TéléchargerTéléchargement (publication entière)
AuteurBleeker, W
SourceTargeted Geoscience Initiative 4: Contributions to the understanding of Precambrian lode gold deposits and implications for exploration; par Dubé, B (éd.); Mercier-Langevin, P (éd.); Commission géologique du Canada, Dossier public 7852, 2015 p. 25-47, (Accès ouvert)
ÉditeurRessources naturelles Canada
Documentdossier public
Mediaen ligne; numérique
Référence reliéeCette publication est contenue dans Dubé, B; Mercier-Langevin, P; (2015). Targeted Geoscience Initiative 4: Contributions to the understanding of Precambrian lode gold deposits and implications for exploration, Commission géologique du Canada, Dossier public 7852
ProvinceOntario; Québec
SNRC32C; 32D; 32E; 32F; 42A; 42B; 42H
Lat/Long OENS -83.0000 -76.5000 49.5000 48.0000
Sujetsor; gisements minéraux; formations ferrifères; minéralisation; ceintures de roche verte; analyses structurales; caractéristiques structurales; failles; failles, extension; failles, chevauchement; magmatisme; exploration; métallogénie; genèse des minerais; zones de failles; Archéen; géologie économique; géologie structurale; tectonique; Précambrien
Illustrationscross-sections; location maps; tables; photographs; block diagrams; stratigraphic columns
ProgrammeÉtude des gîtes d'or, Initiative géoscientifique ciblée (IGC-4)
Diffusé2015 06 11
Résumé(disponible en anglais seulement)
Structurally controlled "lode gold" systems within or in proximity to major fault zones (colloquially known as "breaks") represent a dominant deposit type in Canada, particularly in Archean cratons of the Canadian Shield. This paper describes some of the critical characteristics of these deposits, specifically their relationship to the major faults and the complicated kinematic history of these faults, and to the panels of synorogenic clastic (±volcanic) rocks that occur along these faults. The synthesis that emerges is mainly based on the Timmins area, Canada's most prolific gold camp, but critical elements apply equally to and have been ground-truthed in other gold camps, i.e., Kirkland Lake, the Abitibi more generally, the Rice Lake belt, Yellowknife, and the Agnew camp of the Yilgarn craton.

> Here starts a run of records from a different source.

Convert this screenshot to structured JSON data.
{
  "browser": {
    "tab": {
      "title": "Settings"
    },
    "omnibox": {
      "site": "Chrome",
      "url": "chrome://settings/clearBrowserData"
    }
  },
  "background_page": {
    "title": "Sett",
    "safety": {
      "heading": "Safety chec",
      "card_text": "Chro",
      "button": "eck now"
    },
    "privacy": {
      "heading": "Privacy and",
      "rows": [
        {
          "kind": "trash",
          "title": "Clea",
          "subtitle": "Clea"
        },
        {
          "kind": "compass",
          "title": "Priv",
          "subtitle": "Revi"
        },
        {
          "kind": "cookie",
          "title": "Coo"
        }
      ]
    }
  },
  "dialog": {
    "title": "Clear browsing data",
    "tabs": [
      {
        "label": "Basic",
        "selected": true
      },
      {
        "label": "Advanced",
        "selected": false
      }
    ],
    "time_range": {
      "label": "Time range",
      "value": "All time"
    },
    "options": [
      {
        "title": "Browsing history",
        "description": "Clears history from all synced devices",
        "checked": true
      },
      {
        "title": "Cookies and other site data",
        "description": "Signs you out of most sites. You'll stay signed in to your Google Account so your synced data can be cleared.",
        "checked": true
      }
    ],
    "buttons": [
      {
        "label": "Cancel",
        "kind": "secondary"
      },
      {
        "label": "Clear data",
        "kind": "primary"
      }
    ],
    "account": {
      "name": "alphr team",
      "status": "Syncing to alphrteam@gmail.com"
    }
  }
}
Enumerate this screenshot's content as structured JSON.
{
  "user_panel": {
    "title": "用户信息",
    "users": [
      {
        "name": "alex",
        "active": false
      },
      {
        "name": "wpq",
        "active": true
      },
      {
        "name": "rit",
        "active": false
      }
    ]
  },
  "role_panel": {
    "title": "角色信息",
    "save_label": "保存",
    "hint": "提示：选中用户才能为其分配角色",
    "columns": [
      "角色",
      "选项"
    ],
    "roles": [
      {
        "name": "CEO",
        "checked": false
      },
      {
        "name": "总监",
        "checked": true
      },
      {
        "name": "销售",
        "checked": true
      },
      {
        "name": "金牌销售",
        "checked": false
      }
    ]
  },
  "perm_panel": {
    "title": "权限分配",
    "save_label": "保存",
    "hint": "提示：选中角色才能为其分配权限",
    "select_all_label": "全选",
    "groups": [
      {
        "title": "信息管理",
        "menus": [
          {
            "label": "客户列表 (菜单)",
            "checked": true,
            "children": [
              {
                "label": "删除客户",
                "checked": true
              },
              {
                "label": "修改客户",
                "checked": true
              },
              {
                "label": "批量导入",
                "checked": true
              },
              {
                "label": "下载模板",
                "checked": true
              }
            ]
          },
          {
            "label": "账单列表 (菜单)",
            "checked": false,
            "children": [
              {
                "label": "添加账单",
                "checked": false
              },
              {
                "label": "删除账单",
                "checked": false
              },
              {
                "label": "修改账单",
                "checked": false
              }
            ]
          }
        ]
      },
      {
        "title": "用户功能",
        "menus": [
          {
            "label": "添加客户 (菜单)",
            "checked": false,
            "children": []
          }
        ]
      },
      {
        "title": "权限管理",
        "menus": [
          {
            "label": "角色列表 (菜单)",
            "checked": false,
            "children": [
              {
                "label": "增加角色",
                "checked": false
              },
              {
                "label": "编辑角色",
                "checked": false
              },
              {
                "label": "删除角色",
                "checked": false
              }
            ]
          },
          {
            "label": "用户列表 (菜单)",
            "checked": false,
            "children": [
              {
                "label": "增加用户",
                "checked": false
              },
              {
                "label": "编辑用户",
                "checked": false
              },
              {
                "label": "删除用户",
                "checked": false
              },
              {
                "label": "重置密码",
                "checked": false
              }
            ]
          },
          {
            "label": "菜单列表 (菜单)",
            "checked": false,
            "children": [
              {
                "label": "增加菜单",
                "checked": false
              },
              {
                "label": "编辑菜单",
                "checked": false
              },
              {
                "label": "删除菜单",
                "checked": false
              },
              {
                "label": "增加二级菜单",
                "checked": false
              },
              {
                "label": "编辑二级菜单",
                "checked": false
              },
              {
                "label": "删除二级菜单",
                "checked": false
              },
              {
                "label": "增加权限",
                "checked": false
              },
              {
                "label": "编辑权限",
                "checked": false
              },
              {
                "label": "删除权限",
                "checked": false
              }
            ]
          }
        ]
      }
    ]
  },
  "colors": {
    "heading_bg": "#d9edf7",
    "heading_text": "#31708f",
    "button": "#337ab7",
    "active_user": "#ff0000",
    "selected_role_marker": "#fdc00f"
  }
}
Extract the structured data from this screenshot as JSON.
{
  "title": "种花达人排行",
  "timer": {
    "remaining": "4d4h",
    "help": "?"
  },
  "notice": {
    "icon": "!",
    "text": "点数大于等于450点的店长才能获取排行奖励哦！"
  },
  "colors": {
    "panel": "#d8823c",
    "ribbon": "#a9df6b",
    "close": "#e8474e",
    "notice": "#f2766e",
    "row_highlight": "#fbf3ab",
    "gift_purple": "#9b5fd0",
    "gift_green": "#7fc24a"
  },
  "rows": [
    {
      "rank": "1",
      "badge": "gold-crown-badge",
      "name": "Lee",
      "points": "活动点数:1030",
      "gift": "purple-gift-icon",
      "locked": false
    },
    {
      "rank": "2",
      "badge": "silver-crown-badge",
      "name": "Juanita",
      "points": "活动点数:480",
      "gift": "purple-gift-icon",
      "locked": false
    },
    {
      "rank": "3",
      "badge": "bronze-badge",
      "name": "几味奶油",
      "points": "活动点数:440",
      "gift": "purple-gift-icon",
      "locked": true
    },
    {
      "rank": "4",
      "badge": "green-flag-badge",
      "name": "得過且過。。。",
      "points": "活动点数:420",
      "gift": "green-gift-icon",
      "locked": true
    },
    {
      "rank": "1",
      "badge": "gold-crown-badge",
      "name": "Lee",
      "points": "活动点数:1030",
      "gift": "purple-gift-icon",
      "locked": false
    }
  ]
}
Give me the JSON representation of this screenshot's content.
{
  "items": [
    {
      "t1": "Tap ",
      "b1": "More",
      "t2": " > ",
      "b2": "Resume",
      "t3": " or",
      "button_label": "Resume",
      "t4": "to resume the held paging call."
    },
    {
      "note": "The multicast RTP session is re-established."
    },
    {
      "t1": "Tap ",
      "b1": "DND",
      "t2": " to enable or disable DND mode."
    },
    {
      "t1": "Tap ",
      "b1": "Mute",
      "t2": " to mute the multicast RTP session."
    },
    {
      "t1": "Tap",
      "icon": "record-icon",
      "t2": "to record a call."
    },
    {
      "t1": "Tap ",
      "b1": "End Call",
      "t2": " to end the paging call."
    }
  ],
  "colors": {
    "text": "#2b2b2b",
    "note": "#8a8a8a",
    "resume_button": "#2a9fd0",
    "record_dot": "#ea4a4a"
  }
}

In all of these areas, the key faults cut early foldand- thrust structures and were likely initiated as crustal-scale, synorogenic extensional faults in association with a flare-up in synorogenic, typically more alkaline magmatism. Extension, the associated mantlederived magmatism, and the resulting thermal pulse into the lower crust were likely the ultimate drivers of the gold mineralizing events. Synorogenic extension also minimized post-orogenic uplift, thus playing an important indirect role in preservation of the upper crustal depositional environments. Following synorogenic extension and the initiation of the magmatic and hydrothermal processes that produced the gold systems, the crustal-scale faults were invariably inverted as thick-skinned thrusts, burying synorogenic basin remnants and gold deposits in their structural footwall, while deposits were removed or largely eroded from the structural hanging wall of these thrusts. This thrust inversion thus plays a critical role in the preservation of the gold endowment and explains the fundamental asymmetry across most of these camps. Gold mineralization appears to have peaked during the thrust-inversion stage and subsequent shortening, but had waned prior to final strike-slip overprinting of the fault zones. The integrated model provides a coherent guide for identifying and analyzing similar settings in more remote settings of northern Canada.